spectrum incentive auction has been postponed by a year. The chairman of the
Federal Communications Commission, Tom Wheeler, delivered the news via FCC Blog
“I believe we can conduct a successful auction in the middle
of 2015,” he wrote.
“Getting the right policy and procedures for the auction is only half the job,”
he said. “For the incentive auction to be a success, we must also ensure that
the operating systems and software to run it work from the moment the first bid
is placed, until the final broadcast station is relocated or ‘repacked.’”
The National Association of Broadcasters has lodged several concerns with the
TV station repacking software, TVStudy.
NAB executives met with FCC engineering officials last week to object to the proposed
calculations in TVStudy,
whether it indeed met the spirit of the law that “all reasonable effort” be
made to preserve TV signal reach. (See “NAB
Challenges FCC’s ‘Reasonable Effort.
to address those concerns directly: “Above and beyond our normal auction
preparation procedures, our project plan for the incentive auction includes
several software demonstrations for potential users in addition to the ‘mock
auction’ we typically hold to ensure the software and system performance. Only
when our software and systems are technically ready, user friendly, and
thoroughly tested, will we start the auction.”
Until Friday, the FCC appeared to be determined to hold the auction in June of

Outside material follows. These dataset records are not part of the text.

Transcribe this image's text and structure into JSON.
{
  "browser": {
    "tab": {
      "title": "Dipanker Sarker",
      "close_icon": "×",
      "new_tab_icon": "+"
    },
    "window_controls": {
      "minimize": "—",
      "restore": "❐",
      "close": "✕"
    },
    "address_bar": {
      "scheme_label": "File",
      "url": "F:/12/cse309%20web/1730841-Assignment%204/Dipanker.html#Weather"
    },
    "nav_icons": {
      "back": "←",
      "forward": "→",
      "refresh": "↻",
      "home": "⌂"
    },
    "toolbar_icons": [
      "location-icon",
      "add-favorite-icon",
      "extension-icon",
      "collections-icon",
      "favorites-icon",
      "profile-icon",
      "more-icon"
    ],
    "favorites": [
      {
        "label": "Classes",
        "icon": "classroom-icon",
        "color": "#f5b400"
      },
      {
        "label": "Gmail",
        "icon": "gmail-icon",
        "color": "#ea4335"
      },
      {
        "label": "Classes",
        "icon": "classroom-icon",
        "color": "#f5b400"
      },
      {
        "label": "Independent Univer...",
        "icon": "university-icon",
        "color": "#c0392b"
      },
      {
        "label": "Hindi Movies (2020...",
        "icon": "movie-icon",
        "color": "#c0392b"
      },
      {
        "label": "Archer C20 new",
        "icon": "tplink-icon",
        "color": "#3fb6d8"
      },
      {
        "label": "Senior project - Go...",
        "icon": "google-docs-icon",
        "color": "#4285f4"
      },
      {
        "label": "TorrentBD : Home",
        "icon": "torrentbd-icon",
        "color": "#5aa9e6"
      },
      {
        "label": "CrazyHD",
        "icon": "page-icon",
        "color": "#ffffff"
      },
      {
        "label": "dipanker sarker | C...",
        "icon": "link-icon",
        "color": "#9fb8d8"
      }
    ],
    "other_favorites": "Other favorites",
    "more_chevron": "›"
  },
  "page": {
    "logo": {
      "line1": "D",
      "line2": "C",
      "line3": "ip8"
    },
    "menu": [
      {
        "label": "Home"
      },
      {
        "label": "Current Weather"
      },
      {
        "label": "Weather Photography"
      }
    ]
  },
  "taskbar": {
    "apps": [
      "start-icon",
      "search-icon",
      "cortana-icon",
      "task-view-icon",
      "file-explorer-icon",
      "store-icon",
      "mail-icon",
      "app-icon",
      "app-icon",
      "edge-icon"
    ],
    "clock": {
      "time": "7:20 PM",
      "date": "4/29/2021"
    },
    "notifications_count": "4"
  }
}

2014. Many details, however, remain undetermined, including repacking
coordination with Canada and Mexico. Wheeler laid out a timeline in his blog.
He said the FCC’s Incentive Auction Task Force would provide more timeline
details a the commission’s regular January open meeting, but that a Report and
Order would be expected in the spring.
“Another important aspect of the project plan will include developing the
actual procedures for how the auction will be conducted,” he said. Related
Public Notices are expected in the second half of 2014.
Marci Ryvicker, broadcast analyst at Wells Fargo said the delay was no
surprise, and that it “gives broadcasters more information to determine their
likelihood of participation.”
By that measure, the delay bodes well for a group of the willing led by former
Disney executive, Preston Padden, who is set to testify at a Senate Commerce
Committee hearing Tuesday on the incentive auction.
“The FCC has not yet attracted anything approaching the critical mass of TV
station volunteers that will be necessary to have a successful auction,” he
wrote in his prepared testimony. “Without sufficient TV station volunteers, the
FCC will have no spectrum to auction.”
Both the broadcast and wireless lobbies reacted. CTIA-The Wireless Association,
“CTIA welcomes FCC Chairman Tom Wheeler’s announcement…” its chief Steve
Largent said. “I commend Chairman Wheeler for his efforts to advance this
important proceeding and his commitment to conducting this critical auction by
middle of 2015."
Gordon Smith, chief of the National Association of Broadcasters, said, “NAB appreciates Chairman Wheeler's
decision to set new goals for the commission's incentive auction timeline. As
NAB has long maintained, given the complexity of the auction and its many moving
parts, the most important goal is to get the auction done right.”